One of the highlights of growing up was the vast range of animated films and programmes at my disposal. Disney were the biggest name in my youth but things are very different today with animation taking a new turn with computer generated features bringing us the likes of Toy Story and Shrek. I still love animation and having dug deep into my memory I have found my ten personal favourites. Those that read my blog regularly will know I enjoy features by Studio Ghibli and although they inevitably appear more than once here, I can assure you this list has much variety. As always it would be wonderful to hear your top ten favourites as well.
Laputa: Castle in the Sky (1986)
It was inevitable that Studio Ghibli would find their way into this list and this is the first of three visits the Japanese maestros make. I apologise but I just love their work so much I had to include three films in this list of the golden ten. In the early years of Studio Ghibli, Hayao Miyazaki released Laputa: Castle in the Sky (1986) which laid the foundations for his later hits which, along with Isao Takahata’s work, made Studio Ghibli one of the most successful animation companies in history. I first encountered Laputa on British TV when my late grandmother recorded it for me and my brother. That tape lasted us for years and contained the original English dub I so adored, much better than the American dub that now graces the DVD of Laputa, though Mark Hamill’s contribution is undeniably good.
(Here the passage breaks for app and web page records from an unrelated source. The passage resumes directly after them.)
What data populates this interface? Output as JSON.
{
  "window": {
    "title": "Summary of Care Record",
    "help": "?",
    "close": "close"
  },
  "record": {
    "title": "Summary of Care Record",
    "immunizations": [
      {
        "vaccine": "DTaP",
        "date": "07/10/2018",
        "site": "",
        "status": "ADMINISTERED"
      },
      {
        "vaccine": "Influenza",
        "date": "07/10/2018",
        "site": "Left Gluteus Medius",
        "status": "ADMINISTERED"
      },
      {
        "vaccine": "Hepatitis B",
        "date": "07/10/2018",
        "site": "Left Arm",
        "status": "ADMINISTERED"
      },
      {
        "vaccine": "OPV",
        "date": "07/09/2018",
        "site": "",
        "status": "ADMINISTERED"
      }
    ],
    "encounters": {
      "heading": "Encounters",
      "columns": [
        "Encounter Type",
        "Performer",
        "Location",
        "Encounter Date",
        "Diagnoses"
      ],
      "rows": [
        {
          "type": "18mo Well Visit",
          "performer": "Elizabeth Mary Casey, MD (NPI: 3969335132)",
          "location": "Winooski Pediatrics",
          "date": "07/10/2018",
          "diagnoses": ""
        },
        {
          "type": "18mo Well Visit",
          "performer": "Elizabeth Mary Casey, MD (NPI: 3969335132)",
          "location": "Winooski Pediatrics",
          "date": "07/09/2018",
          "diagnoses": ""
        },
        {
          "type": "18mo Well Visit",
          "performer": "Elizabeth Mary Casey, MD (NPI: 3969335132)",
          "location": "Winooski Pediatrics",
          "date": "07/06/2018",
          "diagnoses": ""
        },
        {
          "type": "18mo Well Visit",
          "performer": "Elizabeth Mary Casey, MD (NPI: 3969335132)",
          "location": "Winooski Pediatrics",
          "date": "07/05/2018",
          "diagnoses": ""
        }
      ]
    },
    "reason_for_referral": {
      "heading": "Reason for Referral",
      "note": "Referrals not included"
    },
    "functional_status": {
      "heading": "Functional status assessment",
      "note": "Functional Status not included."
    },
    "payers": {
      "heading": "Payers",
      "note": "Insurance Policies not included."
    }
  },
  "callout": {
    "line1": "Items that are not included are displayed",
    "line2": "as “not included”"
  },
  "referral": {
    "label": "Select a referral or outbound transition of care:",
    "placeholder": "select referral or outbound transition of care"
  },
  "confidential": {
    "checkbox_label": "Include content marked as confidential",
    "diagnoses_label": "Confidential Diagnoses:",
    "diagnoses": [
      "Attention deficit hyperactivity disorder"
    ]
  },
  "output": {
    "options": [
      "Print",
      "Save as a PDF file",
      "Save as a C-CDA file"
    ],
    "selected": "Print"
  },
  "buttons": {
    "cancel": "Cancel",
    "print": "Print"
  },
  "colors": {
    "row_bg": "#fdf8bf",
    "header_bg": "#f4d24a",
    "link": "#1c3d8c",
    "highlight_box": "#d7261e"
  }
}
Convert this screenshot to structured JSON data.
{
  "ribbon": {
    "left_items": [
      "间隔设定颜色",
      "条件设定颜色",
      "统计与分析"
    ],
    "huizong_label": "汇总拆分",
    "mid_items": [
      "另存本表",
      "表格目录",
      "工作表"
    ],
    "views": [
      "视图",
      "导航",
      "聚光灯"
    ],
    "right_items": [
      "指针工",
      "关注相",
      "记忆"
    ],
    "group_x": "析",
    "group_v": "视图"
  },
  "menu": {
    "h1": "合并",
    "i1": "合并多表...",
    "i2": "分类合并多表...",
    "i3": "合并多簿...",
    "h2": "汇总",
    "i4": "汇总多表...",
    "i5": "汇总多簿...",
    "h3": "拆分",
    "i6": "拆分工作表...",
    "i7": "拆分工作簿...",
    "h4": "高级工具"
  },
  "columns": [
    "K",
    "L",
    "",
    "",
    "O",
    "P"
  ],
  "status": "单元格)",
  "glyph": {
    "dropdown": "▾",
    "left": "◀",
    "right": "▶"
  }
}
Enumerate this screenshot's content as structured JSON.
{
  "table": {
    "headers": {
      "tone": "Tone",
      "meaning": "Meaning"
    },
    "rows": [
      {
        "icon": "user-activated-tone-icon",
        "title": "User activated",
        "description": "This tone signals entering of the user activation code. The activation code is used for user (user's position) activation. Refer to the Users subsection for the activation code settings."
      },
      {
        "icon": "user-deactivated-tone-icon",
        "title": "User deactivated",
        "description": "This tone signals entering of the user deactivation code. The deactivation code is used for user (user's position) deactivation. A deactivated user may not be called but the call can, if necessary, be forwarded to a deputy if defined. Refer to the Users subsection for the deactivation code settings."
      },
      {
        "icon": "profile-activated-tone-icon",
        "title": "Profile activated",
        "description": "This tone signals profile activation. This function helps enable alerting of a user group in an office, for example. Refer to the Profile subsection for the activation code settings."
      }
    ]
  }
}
The film begins dramatically on an airship where a young girl, Sheeta, is in the custody of some agents led by Colonel Muska. The arrival of pirates, on small aircraft that have wings like insects, led by Dola, sees a tug of war for Sheeta which results in her falling from the airship, seemingly to her death. During the descent an unconscious Sheeta is saved by a mysterious blue necklace she carries which suddenly glows and slows her fall through the skies. She lands in the arms of a young miner, Patsu, who lives alone following the early death of his father. Patsu’s father is one of the few men to have seen Laputa, a floating island spoken of in myths, and Patsu is determined to fly there himself and surpass his father’s achievements. Meeting Sheeta is the key Patsu needs to get to Laputa for Dola’s pirates and Muska’s agents and the army all desire Sheeta’s necklace which has the power to point the user towards the flying island.
Inspired by a trip Miyazaki made to the mining towns in Wales in the early eighties, Laputa is set in an age where coal mining is a major industry but the miners are struggling to yield profitable produce. In the skies airships are all the rage, a testament of Miyazki’s fascination from a young age with aviation. Many parts of Laputa take place in the skies and it makes for an absorbing experience especially when Patsu and Sheeta, having allied with the pirates, are separated from them while manning a kite. The two children fly through a vicious storm and eventually come to rest on Laputa. The music in this moment is simply breathtaking as the dense clouds subside and reveal the thick trees and archaic architecture of Laputa. This film is at its best when we get to see the flying island and what’s there is even more spectacular than the many wonderful moments that have come before.
There’s far too much that happens in Laputa to describe here, whether it’s Patsu and Sheeta’s flight from the pirates and army along a railway trestle, Patsu’s last gasp rescue of Sheeta from the army headquarters or the children’s encounter on Laputa with the only surviving peaceful robot that tends the gardens and watches over the animals and birds with a display of tenderness that seems unbecoming of his giant stature, while his broken down friends lay strewn throughout the gardens, covered in moss and roots. There are many laughs here but some sad moments as well, not least the remains of a robot held at the army base that is revived and takes on the entire army, protecting Sheeta and ensuring her escape with Patsu and the pirates before being brutally killed. The climax to the film is one of the best you’ll see as Patsu and Sheeta have to make a huge sacrifice in order to defeat the evil Muska, one of Miyazaki’s finest villains that contributes greatly to this brilliant film and has a staggering revelation waiting for the audience.
I grew up watching Laputa and though my viewing of it today on DVD is diminished through having to listen to the American dub, the film remains untainted despite being twenty-five years old. There are two other films by the great Hayao Miyazaki that I would just recommend above this one but if you have a taste for the work of the Japanese genius then make sure you do not miss this classic film.
Top Ten so far
5) Laputa: Castle in the Sky